(EXCERPTED DATA Opens)
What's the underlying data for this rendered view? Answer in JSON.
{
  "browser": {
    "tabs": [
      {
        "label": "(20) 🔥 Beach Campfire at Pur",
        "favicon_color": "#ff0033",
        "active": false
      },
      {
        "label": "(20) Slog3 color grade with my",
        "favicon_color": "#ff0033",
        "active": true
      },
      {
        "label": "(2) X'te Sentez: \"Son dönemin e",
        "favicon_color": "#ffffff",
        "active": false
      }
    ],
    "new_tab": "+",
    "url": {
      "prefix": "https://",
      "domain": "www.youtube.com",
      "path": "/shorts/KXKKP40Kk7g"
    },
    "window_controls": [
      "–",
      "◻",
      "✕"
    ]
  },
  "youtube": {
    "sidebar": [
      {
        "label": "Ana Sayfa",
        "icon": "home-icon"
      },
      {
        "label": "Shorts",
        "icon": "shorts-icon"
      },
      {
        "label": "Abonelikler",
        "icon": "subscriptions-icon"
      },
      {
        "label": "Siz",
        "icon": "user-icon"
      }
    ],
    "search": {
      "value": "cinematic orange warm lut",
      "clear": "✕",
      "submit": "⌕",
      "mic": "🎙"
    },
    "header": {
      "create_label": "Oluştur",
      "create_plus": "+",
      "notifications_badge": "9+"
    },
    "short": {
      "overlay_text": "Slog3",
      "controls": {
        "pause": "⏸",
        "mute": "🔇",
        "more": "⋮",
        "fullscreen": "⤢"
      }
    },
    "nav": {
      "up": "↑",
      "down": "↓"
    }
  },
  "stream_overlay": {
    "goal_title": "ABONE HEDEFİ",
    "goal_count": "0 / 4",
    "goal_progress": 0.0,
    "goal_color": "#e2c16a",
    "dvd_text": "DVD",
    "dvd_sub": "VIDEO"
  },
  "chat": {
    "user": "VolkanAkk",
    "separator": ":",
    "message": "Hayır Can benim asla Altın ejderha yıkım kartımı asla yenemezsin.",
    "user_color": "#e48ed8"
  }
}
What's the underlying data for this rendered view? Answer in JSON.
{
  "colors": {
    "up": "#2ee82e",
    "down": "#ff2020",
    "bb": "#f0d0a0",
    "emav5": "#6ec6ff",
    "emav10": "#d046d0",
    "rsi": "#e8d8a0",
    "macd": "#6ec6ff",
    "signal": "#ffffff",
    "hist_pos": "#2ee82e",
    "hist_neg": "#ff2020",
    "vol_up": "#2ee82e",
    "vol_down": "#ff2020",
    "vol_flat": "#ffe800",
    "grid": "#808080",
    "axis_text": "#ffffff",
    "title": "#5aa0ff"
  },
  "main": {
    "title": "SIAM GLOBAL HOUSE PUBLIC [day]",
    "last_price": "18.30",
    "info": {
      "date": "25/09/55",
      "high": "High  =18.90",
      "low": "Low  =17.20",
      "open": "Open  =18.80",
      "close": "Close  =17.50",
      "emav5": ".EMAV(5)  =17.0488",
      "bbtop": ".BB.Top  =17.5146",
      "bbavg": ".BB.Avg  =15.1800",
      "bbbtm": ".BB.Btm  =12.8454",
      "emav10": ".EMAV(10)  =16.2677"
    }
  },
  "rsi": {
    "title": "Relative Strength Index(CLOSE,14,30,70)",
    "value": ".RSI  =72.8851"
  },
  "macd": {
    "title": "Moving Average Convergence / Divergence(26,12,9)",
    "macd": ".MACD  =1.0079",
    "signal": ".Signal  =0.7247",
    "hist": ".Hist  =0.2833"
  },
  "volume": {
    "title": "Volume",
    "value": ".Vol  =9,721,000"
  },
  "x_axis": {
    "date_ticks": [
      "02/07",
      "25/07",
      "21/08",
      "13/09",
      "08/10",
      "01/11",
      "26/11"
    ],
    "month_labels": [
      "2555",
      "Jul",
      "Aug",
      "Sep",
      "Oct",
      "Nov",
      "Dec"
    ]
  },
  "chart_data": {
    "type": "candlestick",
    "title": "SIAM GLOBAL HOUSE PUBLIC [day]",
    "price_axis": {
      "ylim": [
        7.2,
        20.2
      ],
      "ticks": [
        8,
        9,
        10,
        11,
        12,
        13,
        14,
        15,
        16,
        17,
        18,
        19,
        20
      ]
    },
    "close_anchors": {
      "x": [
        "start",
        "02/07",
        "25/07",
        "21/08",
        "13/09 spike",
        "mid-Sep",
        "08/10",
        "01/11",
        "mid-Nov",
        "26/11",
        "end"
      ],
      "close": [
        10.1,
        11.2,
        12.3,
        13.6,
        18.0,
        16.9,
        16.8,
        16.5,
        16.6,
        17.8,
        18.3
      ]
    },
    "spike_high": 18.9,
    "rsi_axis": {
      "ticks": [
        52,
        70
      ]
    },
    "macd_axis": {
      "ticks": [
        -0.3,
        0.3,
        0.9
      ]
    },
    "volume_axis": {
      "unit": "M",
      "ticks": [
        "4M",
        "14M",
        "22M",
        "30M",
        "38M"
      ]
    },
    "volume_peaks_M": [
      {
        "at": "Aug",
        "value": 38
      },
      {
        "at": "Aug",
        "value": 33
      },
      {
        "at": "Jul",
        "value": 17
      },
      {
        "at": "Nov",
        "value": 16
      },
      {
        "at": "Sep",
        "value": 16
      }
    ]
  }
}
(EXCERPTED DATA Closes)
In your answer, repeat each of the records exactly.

_ANSWER AREA_
What's the underlying data for this rendered view? Answer in JSON.
{
  "browser": {
    "tabs": [
      {
        "label": "(20) 🔥 Beach Campfire at Pur",
        "favicon_color": "#ff0033",
        "active": false
      },
      {
        "label": "(20) Slog3 color grade with my",
        "favicon_color": "#ff0033",
        "active": true
      },
      {
        "label": "(2) X'te Sentez: \"Son dönemin e",
        "favicon_color": "#ffffff",
        "active": false
      }
    ],
    "new_tab": "+",
    "url": {
      "prefix": "https://",
      "domain": "www.youtube.com",
      "path": "/shorts/KXKKP40Kk7g"
    },
    "window_controls": [
      "–",
      "◻",
      "✕"
    ]
  },
  "youtube": {
    "sidebar": [
      {
        "label": "Ana Sayfa",
        "icon": "home-icon"
      },
      {
        "label": "Shorts",
        "icon": "shorts-icon"
      },
      {
        "label": "Abonelikler",
        "icon": "subscriptions-icon"
      },
      {
        "label": "Siz",
        "icon": "user-icon"
      }
    ],
    "search": {
      "value": "cinematic orange warm lut",
      "clear": "✕",
      "submit": "⌕",
      "mic": "🎙"
    },
    "header": {
      "create_label": "Oluştur",
      "create_plus": "+",
      "notifications_badge": "9+"
    },
    "short": {
      "overlay_text": "Slog3",
      "controls": {
        "pause": "⏸",
        "mute": "🔇",
        "more": "⋮",
        "fullscreen": "⤢"
      }
    },
    "nav": {
      "up": "↑",
      "down": "↓"
    }
  },
  "stream_overlay": {
    "goal_title": "ABONE HEDEFİ",
    "goal_count": "0 / 4",
    "goal_progress": 0.0,
    "goal_color": "#e2c16a",
    "dvd_text": "DVD",
    "dvd_sub": "VIDEO"
  },
  "chat": {
    "user": "VolkanAkk",
    "separator": ":",
    "message": "Hayır Can benim asla Altın ejderha yıkım kartımı asla yenemezsin.",
    "user_color": "#e48ed8"
  }
}
What's the underlying data for this rendered view? Answer in JSON.
{
  "colors": {
    "up": "#2ee82e",
    "down": "#ff2020",
    "bb": "#f0d0a0",
    "emav5": "#6ec6ff",
    "emav10": "#d046d0",
    "rsi": "#e8d8a0",
    "macd": "#6ec6ff",
    "signal": "#ffffff",
    "hist_pos": "#2ee82e",
    "hist_neg": "#ff2020",
    "vol_up": "#2ee82e",
    "vol_down": "#ff2020",
    "vol_flat": "#ffe800",
    "grid": "#808080",
    "axis_text": "#ffffff",
    "title": "#5aa0ff"
  },
  "main": {
    "title": "SIAM GLOBAL HOUSE PUBLIC [day]",
    "last_price": "18.30",
    "info": {
      "date": "25/09/55",
      "high": "High  =18.90",
      "low": "Low  =17.20",
      "open": "Open  =18.80",
      "close": "Close  =17.50",
      "emav5": ".EMAV(5)  =17.0488",
      "bbtop": ".BB.Top  =17.5146",
      "bbavg": ".BB.Avg  =15.1800",
      "bbbtm": ".BB.Btm  =12.8454",
      "emav10": ".EMAV(10)  =16.2677"
    }
  },
  "rsi": {
    "title": "Relative Strength Index(CLOSE,14,30,70)",
    "value": ".RSI  =72.8851"
  },
  "macd": {
    "title": "Moving Average Convergence / Divergence(26,12,9)",
    "macd": ".MACD  =1.0079",
    "signal": ".Signal  =0.7247",
    "hist": ".Hist  =0.2833"
  },
  "volume": {
    "title": "Volume",
    "value": ".Vol  =9,721,000"
  },
  "x_axis": {
    "date_ticks": [
      "02/07",
      "25/07",
      "21/08",
      "13/09",
      "08/10",
      "01/11",
      "26/11"
    ],
    "month_labels": [
      "2555",
      "Jul",
      "Aug",
      "Sep",
      "Oct",
      "Nov",
      "Dec"
    ]
  },
  "chart_data": {
    "type": "candlestick",
    "title": "SIAM GLOBAL HOUSE PUBLIC [day]",
    "price_axis": {
      "ylim": [
        7.2,
        20.2
      ],
      "ticks": [
        8,
        9,
        10,
        11,
        12,
        13,
        14,
        15,
        16,
        17,
        18,
        19,
        20
      ]
    },
    "close_anchors": {
      "x": [
        "start",
        "02/07",
        "25/07",
        "21/08",
        "13/09 spike",
        "mid-Sep",
        "08/10",
        "01/11",
        "mid-Nov",
        "26/11",
        "end"
      ],
      "close": [
        10.1,
        11.2,
        12.3,
        13.6,
        18.0,
        16.9,
        16.8,
        16.5,
        16.6,
        17.8,
        18.3
      ]
    },
    "spike_high": 18.9,
    "rsi_axis": {
      "ticks": [
        52,
        70
      ]
    },
    "macd_axis": {
      "ticks": [
        -0.3,
        0.3,
        0.9
      ]
    },
    "volume_axis": {
      "unit": "M",
      "ticks": [
        "4M",
        "14M",
        "22M",
        "30M",
        "38M"
      ]
    },
    "volume_peaks_M": [
      {
        "at": "Aug",
        "value": 38
      },
      {
        "at": "Aug",
        "value": 33
      },
      {
        "at": "Jul",
        "value": 17
      },
      {
        "at": "Nov",
        "value": 16
      },
      {
        "at": "Sep",
        "value": 16
      }
    ]
  }
}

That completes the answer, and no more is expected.